Zwick said, of when he was first brought on the project: “I read the script, and thought it had potential – and then I read the book and went, oh my god, this is cool.” Zwick said he pushed to bring more of the book back into the screenplay (an early draft, at that stage), and always his main focus was making sure that Clary had agency, that she was the center of the story.
As for the demonology, Zwick said he looked to The Exorcist (the original) for inspiration – particularly with how in that movie you could always see the person behind the demon, and how he thought that made it all so much more scary, and so he tried to bring that spirit to City of Bones.

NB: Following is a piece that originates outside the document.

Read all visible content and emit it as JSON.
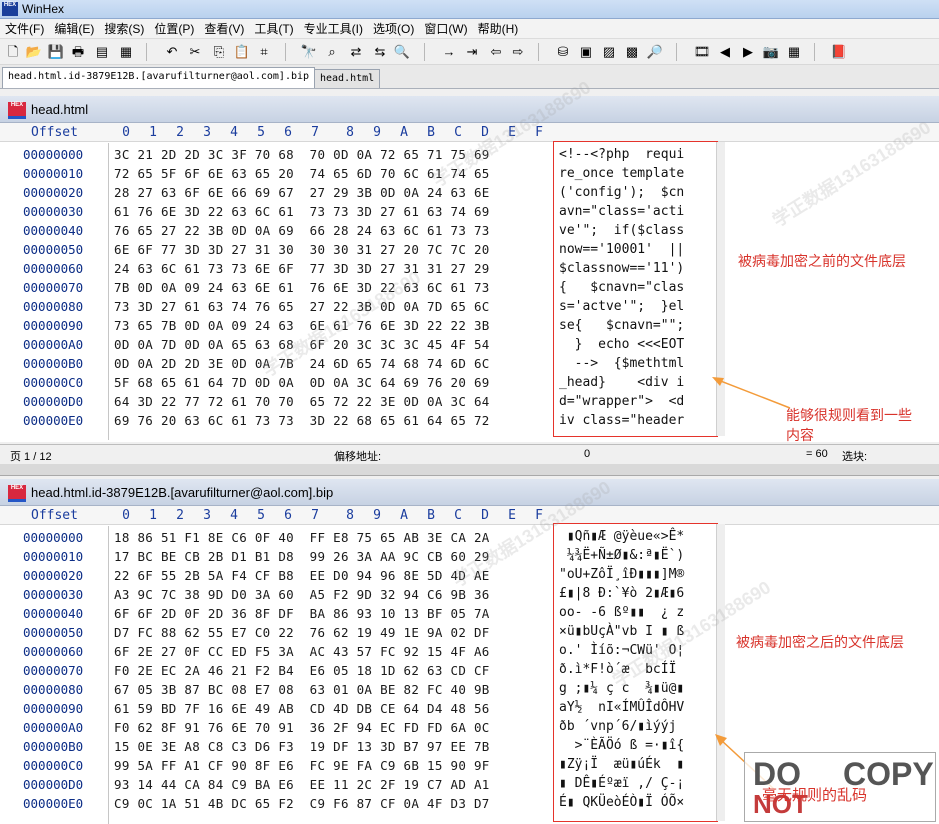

As for the differences in translation, from page to screen, Cassie noted how freeing it was to be able to step outside of Clary’s POV (impossible in a book written in first person narration), and so in the movie we actually get to see Magnus show up to heal Alec, which in the book happens off-page. Clare was also struck by how much could be conveyed visually – it took her pages to describe the Mortal Instruments, but in the movie they just made the archangel statue holding them. Cassie also made a point of saying how much she LOVED the Institute set – she thought the library was gorgeous, with such a wonderful aura of age, and so very many beautifully crafted books: “I was in there all the time, just messing with them.” Clare even admitted her mental image of the Institute changed, just a bit, because she loved the set design so much.
As for how the process of making the movie influenced the last book of the Mortal Instruments series – which Clare was writing as she was on set – Cassie said that mostly the reverse was true, that the later books influenced the movie in that she knew so much more about her characters now than she did back when she was writing City of Bones. So, for example, when it came to Simon and Isabel, knowing now what comes later, they made sure the two had moments in the movie. Cassie also said it was funny being on set while writing, because the actors kept coming up to ask her, “So, do I die at the end?”

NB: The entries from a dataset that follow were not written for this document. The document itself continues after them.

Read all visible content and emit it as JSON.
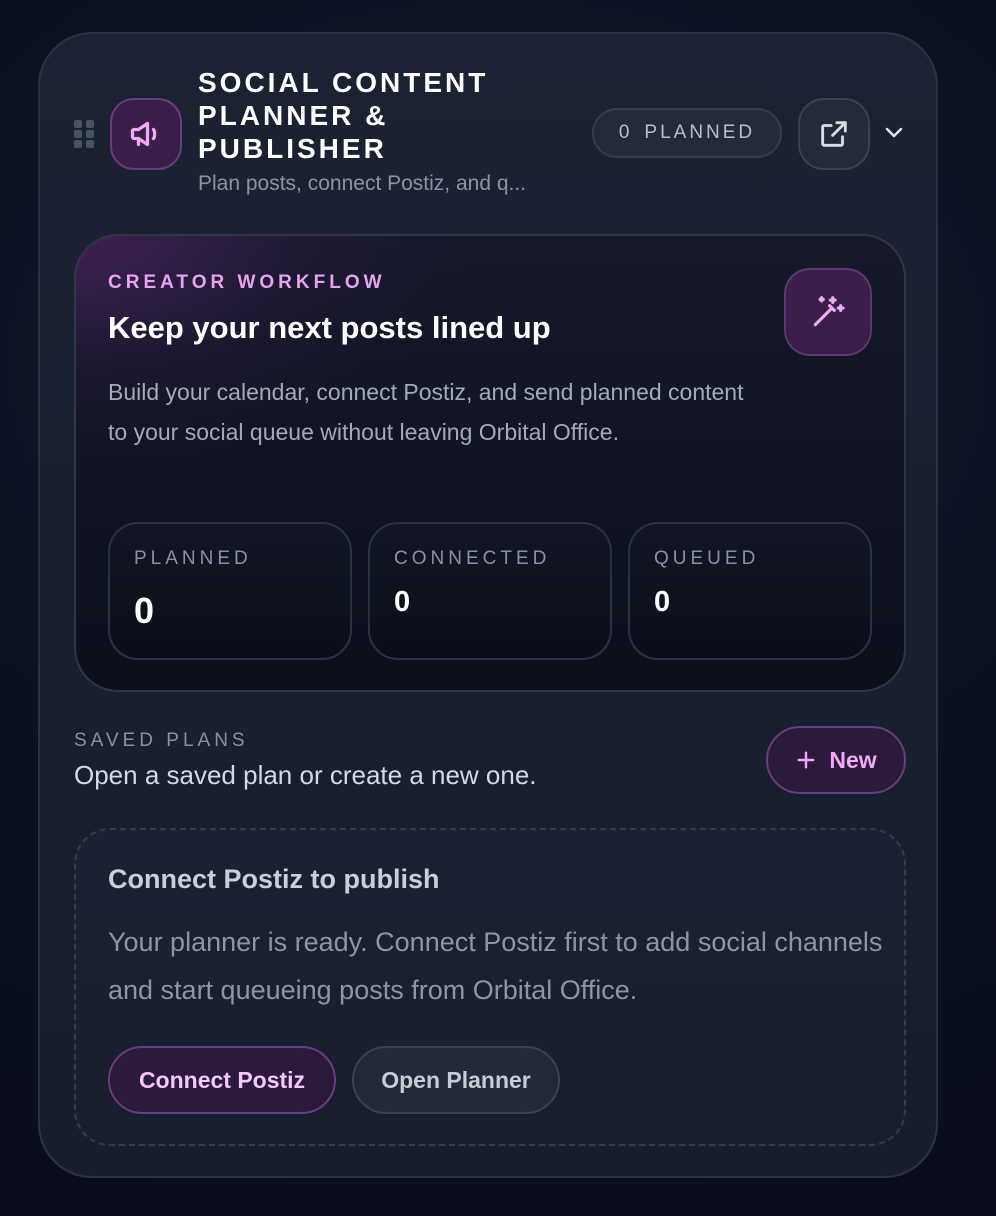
{
  "header": {
    "title": "SOCIAL CONTENT PLANNER & PUBLISHER",
    "subtitle": "Plan posts, connect Postiz, and q...",
    "planned_count": "0",
    "planned_label": "PLANNED"
  },
  "hero": {
    "eyebrow": "CREATOR WORKFLOW",
    "title": "Keep your next posts lined up",
    "body": "Build your calendar, connect Postiz, and send planned content to your social queue without leaving Orbital Office.",
    "stats": [
      {
        "label": "PLANNED",
        "value": "0"
      },
      {
        "label": "CONNECTED",
        "value": "0"
      },
      {
        "label": "QUEUED",
        "value": "0"
      }
    ]
  },
  "saved_plans": {
    "label": "SAVED PLANS",
    "description": "Open a saved plan or create a new one.",
    "new_button": "New"
  },
  "connect": {
    "title": "Connect Postiz to publish",
    "body": "Your planner is ready. Connect Postiz first to add social channels and start queueing posts from Orbital Office.",
    "primary_button": "Connect Postiz",
    "secondary_button": "Open Planner"
  },
  "icons": {
    "app": "megaphone-icon",
    "external": "open-external-icon",
    "collapse": "chevron-down-icon",
    "hero_action": "magic-wand-icon",
    "add": "plus-icon",
    "drag": "drag-handle-icon"
  },
  "colors": {
    "accent": "#e9a2f2",
    "accent_bg": "#3a1f48",
    "card_bg": "#1a2233",
    "page_bg": "#0b1020"
  }
}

When it finally came time to show Cassie a cut of the movie, Zwick joked about how nerve wracking it was: “I was not even in the country, that’s how nervous I was.” And as for what she thought of the cut, Clare smiled and said only that when she saw a scene that she dearly loved had been cut – a scene that made her cry, watching it on set – she made a plea, and Zwick actually put it back in the movie at her request.
So in the end, I think it’s safe to say that Cassandra Clare was very much involved in the making of this movie – Zwick even recounted a story of when, while they were doing reshoots, no one could remember the exact phrasing of a line and so the forty cast and crew members had to stand around and wait while Zwick called Clare to find out what it was supposed to be – so there’s good reason to hope that this movie will be exactly the movie adaptation that fans of the book want to see (for a change). But really, all we can do now is wait and see…